If you’re using the Universal Analytics version of Google Analytics, the audience reports can show you everything from demographics and interests to location, devices used and more.
Search engines are usually the starting point for people to discover products, brands or services and for the consideration phase as well. According to Forrester Consulting research:
- Seventy-one percent use search engines as the starting point for discovery.
- Seventy-four percent use search engines for consideration/purchase.
Keywords are the search queries that your target audience uses in search engines to find what they are looking for.
You need to know what those search queries are so that you can create content for your website around them. This helps the search engines determine that your website is a relevant match for what your target audience is looking for.
Without this critical step in knowing what your audience wants, your website may never have a chance to be found.
For more information, check out:
One of the best ways to get to know your target audience is to take a sample of it and interview them. This could be by web survey or phone.
Make sure to get a sample that represents all your target customers, and so it may vary by product or service. Then, craft the questions that can help you get into their minds.
The Buyer Persona Institute recommends asking questions like:
- Why do they decide to buy or sign up for your product, service or other solution?
- How do they evaluate their options before they decide to buy or sign up?
- What prevents them from buying or signing up?
- What results do they expect from buying or signing up for your product, service or other solution?
You can also glean insights by better understanding their behavior online, such as:
- Which publications do they read?
- What websites do they frequent?
- Who do they follow on social media?
- What are their active social media profiles like?
Other qualitative research you might want to consider: use a sample of your target audience to give feedback on your website experience. There are companies out there that can help you conduct this type of research.
For example, you could find out if:
- Your website is easily navigable (Can people find what they need with ease?)
- The information is helpful on your website
- The site is easy to use from any device
- They are pleased with the customer service options
Next, Create Your Personas
Once you have gathered the necessary data on your target audience using some or all the research steps outlined in this article, it’s time to create the persona profiles. You will have one of these for each of the types of people you are targeting.
A persona is an archetype of your target audience. You will reference it again and again as you create content and other SEO campaigns to ensure that what you are doing is relevant to that archetype.
There are a variety of different ways to create the actual persona profile, but it is usually a document that can be one page (or more) and sums up the data you discovered in research.
Google “persona profile examples” and you’ll get a bunch of ideas on how to put one together visually.
For more, see: Web Personas: Creating Jane
Your Target Audience and Their Journey Matters in SEO
SEO is very much a part of the customer journey.
A customer journey, also known as a buyer journey or consumer decision journey, is the steps that a person takes on their way to making a decision to buy a product, sign up for service, or convert in some other way.
Of course, behavioral intent can shift as people go through the customer journey.
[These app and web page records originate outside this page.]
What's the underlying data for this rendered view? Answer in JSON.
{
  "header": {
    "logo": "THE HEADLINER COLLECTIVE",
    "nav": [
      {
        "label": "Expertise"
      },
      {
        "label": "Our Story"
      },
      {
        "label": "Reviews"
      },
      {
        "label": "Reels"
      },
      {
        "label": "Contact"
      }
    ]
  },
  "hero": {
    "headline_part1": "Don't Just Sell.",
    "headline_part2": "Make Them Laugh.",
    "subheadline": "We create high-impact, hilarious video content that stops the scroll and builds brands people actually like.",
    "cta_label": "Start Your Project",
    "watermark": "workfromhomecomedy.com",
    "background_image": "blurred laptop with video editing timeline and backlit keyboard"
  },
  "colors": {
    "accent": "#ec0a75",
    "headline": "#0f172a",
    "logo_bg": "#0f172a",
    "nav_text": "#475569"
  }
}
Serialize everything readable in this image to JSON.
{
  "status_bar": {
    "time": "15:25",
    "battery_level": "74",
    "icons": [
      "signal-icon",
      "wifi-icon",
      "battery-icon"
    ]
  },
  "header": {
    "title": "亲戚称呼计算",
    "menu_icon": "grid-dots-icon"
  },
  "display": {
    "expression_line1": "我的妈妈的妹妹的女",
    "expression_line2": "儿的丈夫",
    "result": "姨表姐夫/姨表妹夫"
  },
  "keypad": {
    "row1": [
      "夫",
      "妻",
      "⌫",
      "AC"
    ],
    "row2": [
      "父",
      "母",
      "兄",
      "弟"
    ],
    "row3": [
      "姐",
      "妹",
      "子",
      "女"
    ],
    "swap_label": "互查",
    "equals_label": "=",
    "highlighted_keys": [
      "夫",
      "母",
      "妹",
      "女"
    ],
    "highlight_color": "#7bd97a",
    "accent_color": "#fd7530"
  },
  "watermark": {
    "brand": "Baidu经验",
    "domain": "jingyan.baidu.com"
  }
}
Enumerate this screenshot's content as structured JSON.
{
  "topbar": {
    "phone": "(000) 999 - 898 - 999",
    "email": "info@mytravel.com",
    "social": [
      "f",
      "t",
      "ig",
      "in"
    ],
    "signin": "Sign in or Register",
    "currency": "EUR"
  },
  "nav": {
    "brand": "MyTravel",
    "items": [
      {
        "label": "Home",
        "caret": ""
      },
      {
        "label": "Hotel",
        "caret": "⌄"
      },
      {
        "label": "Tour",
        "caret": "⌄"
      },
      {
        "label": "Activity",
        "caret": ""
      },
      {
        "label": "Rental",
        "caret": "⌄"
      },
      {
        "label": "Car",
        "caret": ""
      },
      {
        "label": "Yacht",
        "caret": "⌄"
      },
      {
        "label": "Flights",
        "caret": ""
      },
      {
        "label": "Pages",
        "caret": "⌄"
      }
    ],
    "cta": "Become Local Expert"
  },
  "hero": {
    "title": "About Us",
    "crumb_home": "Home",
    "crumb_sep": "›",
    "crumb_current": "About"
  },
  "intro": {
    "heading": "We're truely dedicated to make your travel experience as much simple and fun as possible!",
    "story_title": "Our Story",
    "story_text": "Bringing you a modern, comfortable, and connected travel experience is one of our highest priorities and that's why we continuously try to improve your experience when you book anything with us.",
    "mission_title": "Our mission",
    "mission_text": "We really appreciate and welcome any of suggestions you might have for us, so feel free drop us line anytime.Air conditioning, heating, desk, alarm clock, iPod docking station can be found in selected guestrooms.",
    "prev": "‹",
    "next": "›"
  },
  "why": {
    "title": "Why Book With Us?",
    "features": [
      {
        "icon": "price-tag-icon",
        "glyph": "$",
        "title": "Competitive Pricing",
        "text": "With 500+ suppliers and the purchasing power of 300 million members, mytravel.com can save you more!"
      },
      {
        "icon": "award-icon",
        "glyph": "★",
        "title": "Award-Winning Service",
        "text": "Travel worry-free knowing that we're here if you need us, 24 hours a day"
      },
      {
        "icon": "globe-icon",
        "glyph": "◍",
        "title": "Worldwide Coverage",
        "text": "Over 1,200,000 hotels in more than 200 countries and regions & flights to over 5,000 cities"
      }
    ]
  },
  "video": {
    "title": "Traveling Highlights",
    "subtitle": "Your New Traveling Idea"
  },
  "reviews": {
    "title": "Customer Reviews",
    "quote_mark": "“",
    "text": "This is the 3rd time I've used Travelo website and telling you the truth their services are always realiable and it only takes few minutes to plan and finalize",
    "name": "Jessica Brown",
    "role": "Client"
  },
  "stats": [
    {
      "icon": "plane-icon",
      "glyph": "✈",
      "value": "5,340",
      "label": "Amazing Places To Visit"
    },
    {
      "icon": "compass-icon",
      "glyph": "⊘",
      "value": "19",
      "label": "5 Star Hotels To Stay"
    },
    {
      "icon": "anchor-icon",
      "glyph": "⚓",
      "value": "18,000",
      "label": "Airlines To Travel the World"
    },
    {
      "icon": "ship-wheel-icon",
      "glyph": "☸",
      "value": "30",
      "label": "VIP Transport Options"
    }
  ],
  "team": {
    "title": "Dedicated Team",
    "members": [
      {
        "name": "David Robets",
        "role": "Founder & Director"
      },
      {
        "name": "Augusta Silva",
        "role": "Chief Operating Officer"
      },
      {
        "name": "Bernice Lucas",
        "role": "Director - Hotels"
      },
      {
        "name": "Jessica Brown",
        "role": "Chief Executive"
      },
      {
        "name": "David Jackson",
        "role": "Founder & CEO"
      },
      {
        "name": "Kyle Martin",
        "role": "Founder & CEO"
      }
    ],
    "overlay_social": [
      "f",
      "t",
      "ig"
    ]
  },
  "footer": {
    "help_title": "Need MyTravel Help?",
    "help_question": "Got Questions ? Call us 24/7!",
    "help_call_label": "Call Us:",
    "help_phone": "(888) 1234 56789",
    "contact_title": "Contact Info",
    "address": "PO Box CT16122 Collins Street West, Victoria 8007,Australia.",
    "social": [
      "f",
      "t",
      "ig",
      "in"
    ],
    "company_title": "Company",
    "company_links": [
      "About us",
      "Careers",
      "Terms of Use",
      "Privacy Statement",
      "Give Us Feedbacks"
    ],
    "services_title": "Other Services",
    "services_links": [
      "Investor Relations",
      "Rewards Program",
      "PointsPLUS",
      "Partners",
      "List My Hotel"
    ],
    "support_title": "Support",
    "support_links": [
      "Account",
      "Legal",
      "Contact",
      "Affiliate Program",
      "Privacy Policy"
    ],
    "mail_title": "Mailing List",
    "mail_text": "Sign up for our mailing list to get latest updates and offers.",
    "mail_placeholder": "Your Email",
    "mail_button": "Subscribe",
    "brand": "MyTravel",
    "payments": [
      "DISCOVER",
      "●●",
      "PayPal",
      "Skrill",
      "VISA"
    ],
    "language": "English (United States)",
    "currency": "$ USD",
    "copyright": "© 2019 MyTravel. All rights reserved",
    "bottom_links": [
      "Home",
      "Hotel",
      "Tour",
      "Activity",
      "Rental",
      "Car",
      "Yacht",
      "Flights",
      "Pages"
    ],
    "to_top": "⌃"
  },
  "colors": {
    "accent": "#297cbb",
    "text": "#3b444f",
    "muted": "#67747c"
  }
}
Most people start out with an informational intent, then move through their research and investigation phases before reaching the point when they’re ready to buy (the transactional intent phase).
Behavioral intent categories should supplement, not replace, understanding your personas. Knowing your audience is the first step in making sure your SEO efforts are on target, so that you can bring in the right organic search traffic and convert your visitors.
If you’d like to discuss your particular marketing challenges and how the team at Bruce Clay can help you, contact us for a free quote and start the conversation today.